The Mouseboat design they used was the flat-bottomed Mini-mouse, which may now be the most popular version. Here’s what Gerard says about the project:
‘It was great fun. My wife, Mona, and I assisted… It was a 180 mile drive from our home in McAllen, Texas to do this… and well worth it. I’ve put a web page up celebrating the event.
‘A good time was had by all and the launching was very celebratory.
‘Mona, a retired teacher of the very young, noted that the children participating were amazingly well behavedand managed to finish and enjoy the project and the launch. It was amazing how well the children took to water… like little ducklings paddling along with great joy.’
If you’re in the area or can be, two youth boat building sessions at Farley Boat Works are scheduled for Summer 2017.
For Mouseboat plans, see the plans page here on Intheboatshed.net.
Oxfordshire-based Philip Burton is building a Julie skiff – and once it’s done we’re naturally very much looking forward to being able to call by to see it in action on the river. Here’s what he says:
‘I have spent the last few months building my first boat which I choose to be a Julie skiff.
‘I live in Oxford uk and I’m sure you will be aware that the river Thames runs right through our beautiful university city, so I’m really looking forward to getting the boat in the water very soon.
‘I am very impressed how easy it was to follow your plans and the basic hull came together relatively quickly, and I learned a lot about stitch and glue and fibreglass techniques.
‘I used 6mm marine ply and I was quite surprised by how much it weighed, and also how much it blunted my planes and chisels. But I guess that’s the price to pay for using ply that will last a long time in wet and soggy conditions.’

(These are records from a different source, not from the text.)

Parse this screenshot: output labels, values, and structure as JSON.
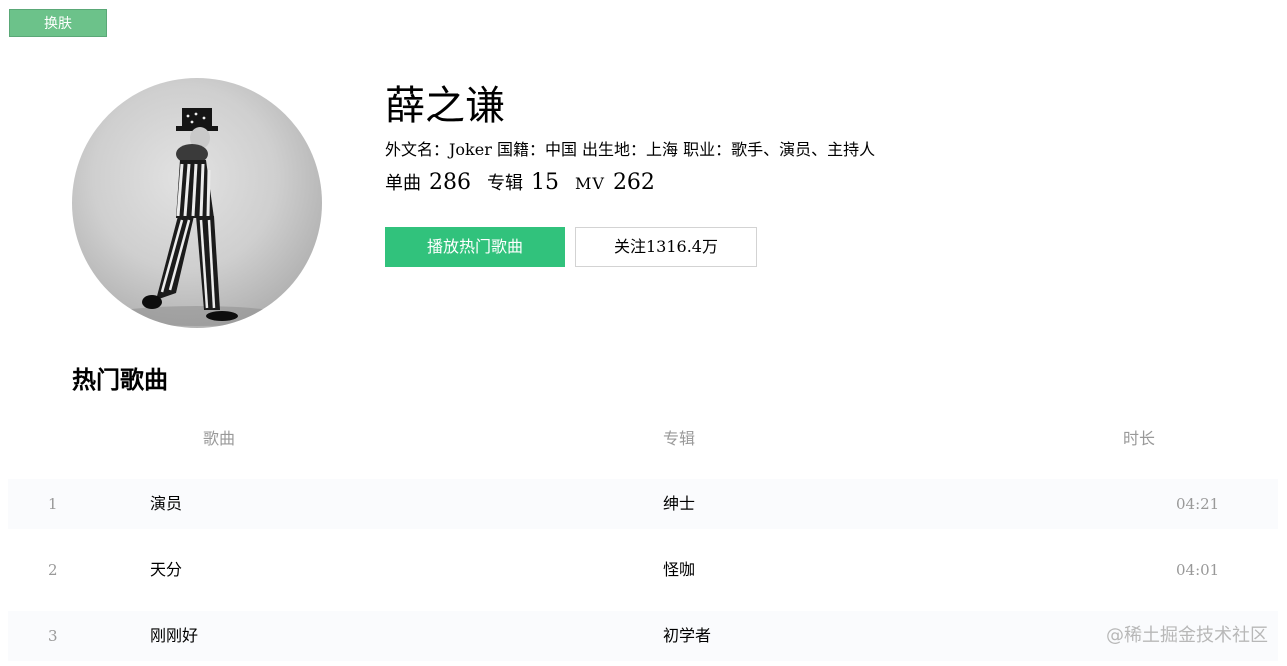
{
  "toolbar": {
    "skin_label": "换肤"
  },
  "artist": {
    "name": "薛之谦",
    "info": "外文名：Joker 国籍：中国 出生地：上海 职业：歌手、演员、主持人",
    "stats": {
      "songs_label": "单曲",
      "songs_value": "286",
      "albums_label": "专辑",
      "albums_value": "15",
      "mv_label": "MV",
      "mv_value": "262"
    },
    "play_label": "播放热门歌曲",
    "follow_label": "关注1316.4万"
  },
  "hot_songs": {
    "title": "热门歌曲",
    "columns": {
      "song": "歌曲",
      "album": "专辑",
      "duration": "时长"
    },
    "rows": [
      {
        "index": "1",
        "name": "演员",
        "album": "绅士",
        "duration": "04:21"
      },
      {
        "index": "2",
        "name": "天分",
        "album": "怪咖",
        "duration": "04:01"
      },
      {
        "index": "3",
        "name": "刚刚好",
        "album": "初学者",
        "duration": ""
      }
    ]
  },
  "watermark": "@稀土掘金技术社区"
}
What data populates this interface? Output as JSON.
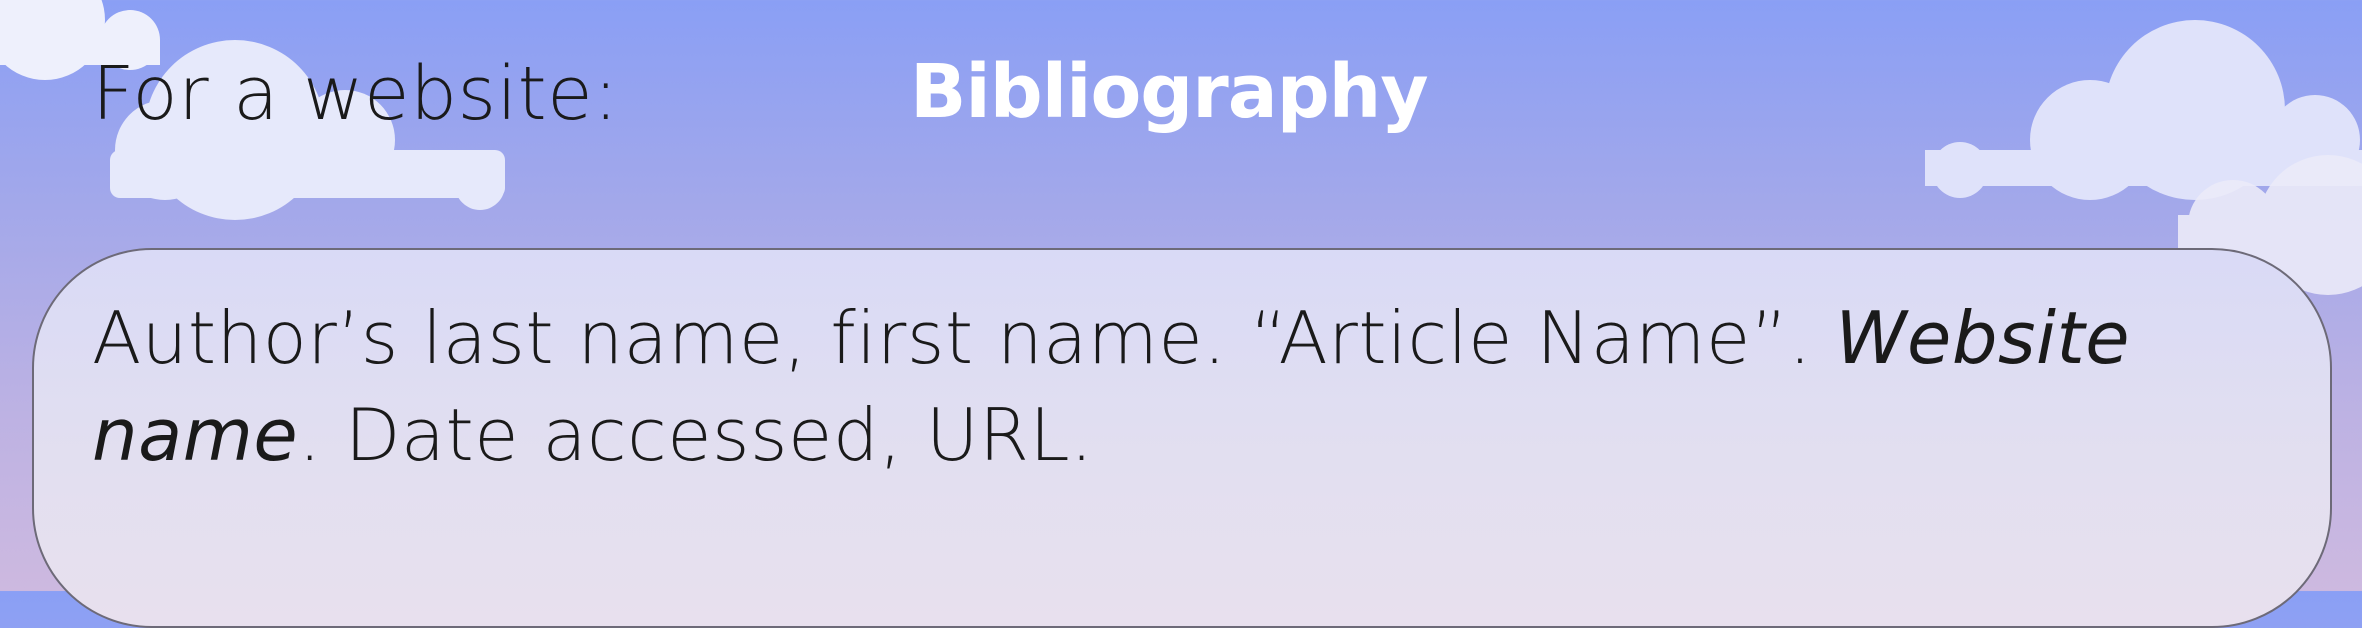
{
  "section_label": "For a website:",
  "title": "Bibliography",
  "citation": {
    "line1_part1": "Author’s last name, first name. “Article Name”. ",
    "line1_italic": "Website",
    "line2_italic": "name",
    "line2_part2": ". Date accessed, URL."
  },
  "colors": {
    "sky_top": "#8a9ff5",
    "sky_bottom": "#cdb9e0",
    "card_fill": "#dfdef3",
    "card_border": "#6d6a78",
    "title": "#ffffff",
    "text": "#1a1a1a"
  }
}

Hmmm… Howard Rice is about to sail an 11ft 11in Scamp sailing boat south through the Strait of Magellan from Punta Arenas down to the remote Southwest Islands of Tierra del Fuego…
He’s supposed to be setting off today. Great, good luck to him!
I hope he won’t mind my borrowing some of his photos of the loading process. He’ll be carrying three months’ food and who knows how much water, along with everything else.
The boat is designed by John Welsford: the main change to the original design that I can see is that he’s got a two-stick rig. Well you would want a very controllable rig going down to pennyweight sails, wouldn’t you?
Howard’s done this before, as his Wikipedia page shows – that time he rounded the Horn in a sailing canoe equipped with a storm sail measuring only 2sqft – this time he’s got a storm sail of 5sqft.
Follow his progress on John’s weblog, on Howard’s weblog, Howard’s Facebook page, on the Scamp Sailboat Facebook page and doubtless quite a few other places as well.
Read about Scamp and get plans here.
PS – Listen to this interview with Howard on Boat Radio.